George Bush kissed Geraldine Ferraro goodbye yesterday. It was a pucker heard 'round the lobby of the Old Executive Office Building.
"That was fun," the vice president said. "We'll have to do it again."
He was talking about the lunch, not the smooch.
"We had a lovely lunch," Ferraro agreed later. "It was very light -- both the food and the conversation."
The last time they got together, at the vice-presidential debate in October, Ferraro told Bush to stop patronizing her. This time they broke bread together in the vice president's office, chatted about their kids, commiserated about their tax problems and compared tans.
He called her "Geraldine." She managed not to call him anything. And, like true politicians, they exchanged autographed pictures.
"Let's debate," Bush scribbled on a framed photo of the two of them sharing the stage in Philadelphia. "Better still, let's not debate. Let's be friends."
"To Vice President Bush, with admiration and respect -- truly," Ferraro wrote on hers.
Bush had extended the luncheon invitation on election night, when Walter Mondale's running mate phoned up to congratulate him on the Reagan-Bush victory. At Ferraro's suggestion, he also invited Rep. Lynn Martin (R-Ill.), who played Ferraro during Bush's debate rehearsals, and Washington lawyer Robert Barnett, who played Bush for Ferraro. At noon they all arrived in a White House car and met Bush in his second-floor sanctum.
"I'd have preferred to be the host today, but under the circumstances I'll take what I can get," Ferraro said, before sitting down to a meal of beef consomme', salad, salmon steak, lyonnaise potatoes, asparagus spears and a nut fudge brownie with ice cream. There were also white wine and coffee.
"It's a free lunch," Bush chimed in -- to general laughter from the pool reporters and photographers who'd been herded in for a photo opportunity.
"There's no such thing as a free lunch," someone added, before the room was cleared of onlookers.
Around a table set with place mats and a floral arrangement, the lunchers wielded silver implements bearing the presidential seal and ate off white presidential china with cobalt blue borders and gold rims.

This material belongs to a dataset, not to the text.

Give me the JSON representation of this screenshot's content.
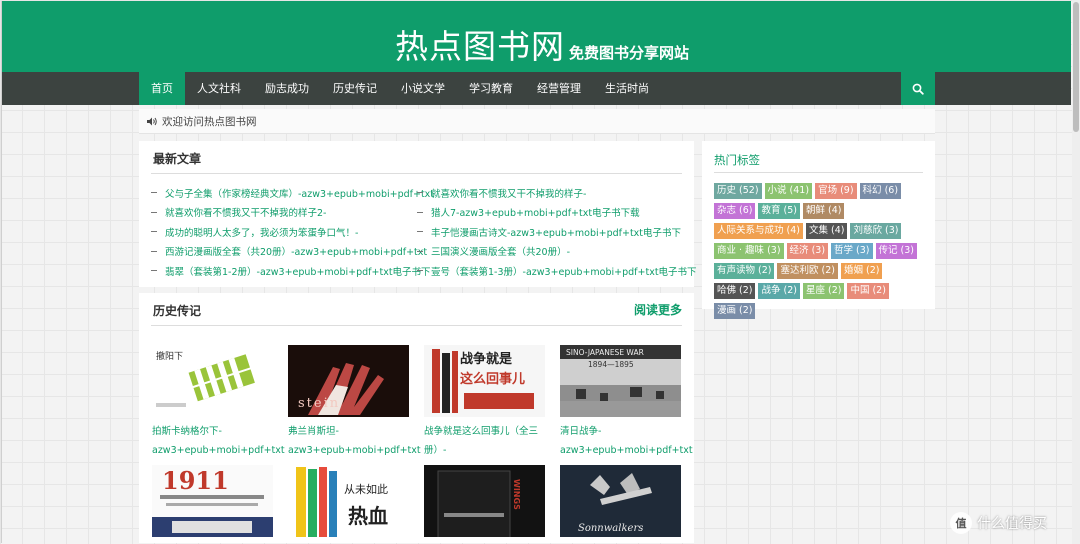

They were served from the White House mess by Domingo Quicho, the vice president's steward -- "the man who cleans up Bush's office," as Mondale once called him. That was in his first debate with Ronald Reagan, as the Democratic nominee argued that, because of loopholes favoring the rich, Bush was paying lower taxes than his staffers.
A few days before the vice presidential debate, Barbara Bush hit back, referring to Ferraro as "that $4 million I can't say it but it rhymes with rich." She promptly apologized, but there followed another flap when her husband assessed his debate performance in what he called "athletic" terminology.
Yesterday, all that was wine out of the bottle.
Bush admired Ferraro's tan, acquired on a vacation in St. Croix, and lamented his own pallor. Martin told Ferraro that her husband, John Zaccaro, was "a marvelously handsome man." Bush showed everyone the signatures carved into his desk drawer by famous vice presidents -- starting with Harry Truman's and ending with his own.
"We talked a little bit about what I planned to do in the future," said Ferraro, who is closing her Washington office next week. "And I was just talking about making a lot of money, which I'm going to do, and writing a book, because I've got to pay off accountants' fees. And he still has an action that's pending before the Internal Revenue Service," she added, referring to Bush's dispute with the IRS over the sale of his house in Houston.
Bush, recalling that Barnett had said he prepared for the role of surrogate vice president by reading "The Preppie Handbook" and wearing multicolored watchbands, saw that he was wearing just a plain leather watchband yesterday. So Bush took off his own multicolored watchband, carefully separated it from the watch, and made Barnett a present of it.
"It was great to see Vice President Bush close up," Barnett said later. "After all, Congresswoman Ferraro might ask me to play him again for her in future years."
An hour after lunch began, Bush escorted his guests to the lobby, kissed Ferraro goodbye -- and left her to face the cameras set up outside at the bottom of the stairs.
"This is very important news, I know," Ferraro told the assembled scribes and shutterbugs, apparently amused by all the hoopla.
"What do you miss most about the campaign?" someone asked.
"What do I miss? All of you," she said. "And if you believe that one, I'll tell you another story." Then she turned on her heel and fled back up the stairs -- an erstwhile candidate in search of a graceful exit.